(Dataset rows for apps and sites)
= = = =

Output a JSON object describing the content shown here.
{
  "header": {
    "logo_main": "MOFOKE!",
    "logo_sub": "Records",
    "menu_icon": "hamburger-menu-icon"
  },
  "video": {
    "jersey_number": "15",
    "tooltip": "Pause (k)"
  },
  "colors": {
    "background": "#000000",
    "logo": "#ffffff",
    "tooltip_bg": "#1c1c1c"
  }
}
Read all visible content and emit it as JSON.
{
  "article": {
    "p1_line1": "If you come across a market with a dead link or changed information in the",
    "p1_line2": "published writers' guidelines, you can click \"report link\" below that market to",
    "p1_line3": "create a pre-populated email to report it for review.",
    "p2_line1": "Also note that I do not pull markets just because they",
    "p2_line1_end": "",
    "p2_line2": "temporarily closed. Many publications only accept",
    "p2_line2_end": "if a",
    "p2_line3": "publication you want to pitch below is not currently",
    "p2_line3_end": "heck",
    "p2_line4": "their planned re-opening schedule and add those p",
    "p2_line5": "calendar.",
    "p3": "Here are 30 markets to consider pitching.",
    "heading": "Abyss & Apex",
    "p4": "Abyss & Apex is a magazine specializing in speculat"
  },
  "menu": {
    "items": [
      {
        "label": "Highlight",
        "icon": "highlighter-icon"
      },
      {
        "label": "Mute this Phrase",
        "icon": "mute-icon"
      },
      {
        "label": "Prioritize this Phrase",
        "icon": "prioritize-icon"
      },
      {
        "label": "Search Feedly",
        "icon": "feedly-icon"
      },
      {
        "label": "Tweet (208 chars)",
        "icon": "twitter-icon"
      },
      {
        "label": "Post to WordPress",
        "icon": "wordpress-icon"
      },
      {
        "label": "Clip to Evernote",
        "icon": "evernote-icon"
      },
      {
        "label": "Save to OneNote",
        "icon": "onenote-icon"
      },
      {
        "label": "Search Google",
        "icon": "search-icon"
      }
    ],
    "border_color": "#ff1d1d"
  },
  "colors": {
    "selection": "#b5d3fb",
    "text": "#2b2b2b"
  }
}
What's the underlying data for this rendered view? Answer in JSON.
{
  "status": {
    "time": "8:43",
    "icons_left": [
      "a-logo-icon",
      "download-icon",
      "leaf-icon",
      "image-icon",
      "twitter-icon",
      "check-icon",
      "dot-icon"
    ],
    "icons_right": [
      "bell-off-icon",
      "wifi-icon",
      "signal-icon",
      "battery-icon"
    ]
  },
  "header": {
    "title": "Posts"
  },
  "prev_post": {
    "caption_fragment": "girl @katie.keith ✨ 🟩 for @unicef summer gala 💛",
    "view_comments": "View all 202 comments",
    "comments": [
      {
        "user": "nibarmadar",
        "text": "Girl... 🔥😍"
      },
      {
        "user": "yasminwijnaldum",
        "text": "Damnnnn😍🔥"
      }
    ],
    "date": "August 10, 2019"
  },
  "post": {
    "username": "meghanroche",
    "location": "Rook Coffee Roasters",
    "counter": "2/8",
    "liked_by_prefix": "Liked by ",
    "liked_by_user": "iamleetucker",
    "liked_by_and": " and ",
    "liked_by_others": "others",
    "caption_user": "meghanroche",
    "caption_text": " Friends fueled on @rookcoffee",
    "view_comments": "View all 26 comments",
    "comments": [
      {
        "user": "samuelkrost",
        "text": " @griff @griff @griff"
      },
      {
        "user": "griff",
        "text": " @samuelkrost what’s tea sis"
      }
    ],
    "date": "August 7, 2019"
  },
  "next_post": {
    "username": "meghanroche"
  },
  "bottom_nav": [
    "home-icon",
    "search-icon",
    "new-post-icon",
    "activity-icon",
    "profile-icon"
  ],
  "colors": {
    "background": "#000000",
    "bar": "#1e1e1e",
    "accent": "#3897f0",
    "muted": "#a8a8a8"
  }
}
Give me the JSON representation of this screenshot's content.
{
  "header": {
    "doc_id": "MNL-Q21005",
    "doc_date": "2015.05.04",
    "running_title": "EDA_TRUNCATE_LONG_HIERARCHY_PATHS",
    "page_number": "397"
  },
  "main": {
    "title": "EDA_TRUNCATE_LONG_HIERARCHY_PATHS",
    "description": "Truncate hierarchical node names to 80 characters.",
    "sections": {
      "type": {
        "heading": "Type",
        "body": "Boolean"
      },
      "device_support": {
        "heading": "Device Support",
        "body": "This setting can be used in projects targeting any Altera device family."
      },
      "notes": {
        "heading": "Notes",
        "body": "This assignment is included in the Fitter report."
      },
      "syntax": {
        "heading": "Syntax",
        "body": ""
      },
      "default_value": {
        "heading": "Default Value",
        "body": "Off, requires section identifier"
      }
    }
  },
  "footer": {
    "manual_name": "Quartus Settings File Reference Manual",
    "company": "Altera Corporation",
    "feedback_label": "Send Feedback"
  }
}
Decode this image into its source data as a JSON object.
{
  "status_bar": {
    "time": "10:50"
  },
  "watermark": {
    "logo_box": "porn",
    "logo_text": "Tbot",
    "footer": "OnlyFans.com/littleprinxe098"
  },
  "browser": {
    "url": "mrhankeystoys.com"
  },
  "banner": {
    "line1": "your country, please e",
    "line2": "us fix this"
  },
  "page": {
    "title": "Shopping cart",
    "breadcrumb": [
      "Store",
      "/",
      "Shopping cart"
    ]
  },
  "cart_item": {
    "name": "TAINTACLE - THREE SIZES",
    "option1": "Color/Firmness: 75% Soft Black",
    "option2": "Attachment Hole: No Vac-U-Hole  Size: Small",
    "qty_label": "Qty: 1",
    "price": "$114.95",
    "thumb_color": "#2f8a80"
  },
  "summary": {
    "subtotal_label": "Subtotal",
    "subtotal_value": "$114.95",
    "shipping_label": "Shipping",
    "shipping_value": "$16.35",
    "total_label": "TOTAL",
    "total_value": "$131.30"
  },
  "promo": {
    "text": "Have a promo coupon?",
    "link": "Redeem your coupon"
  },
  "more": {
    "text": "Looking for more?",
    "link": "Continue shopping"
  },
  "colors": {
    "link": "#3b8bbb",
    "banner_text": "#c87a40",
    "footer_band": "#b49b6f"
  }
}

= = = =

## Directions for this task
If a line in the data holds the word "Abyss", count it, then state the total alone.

## Solution to the exercise
2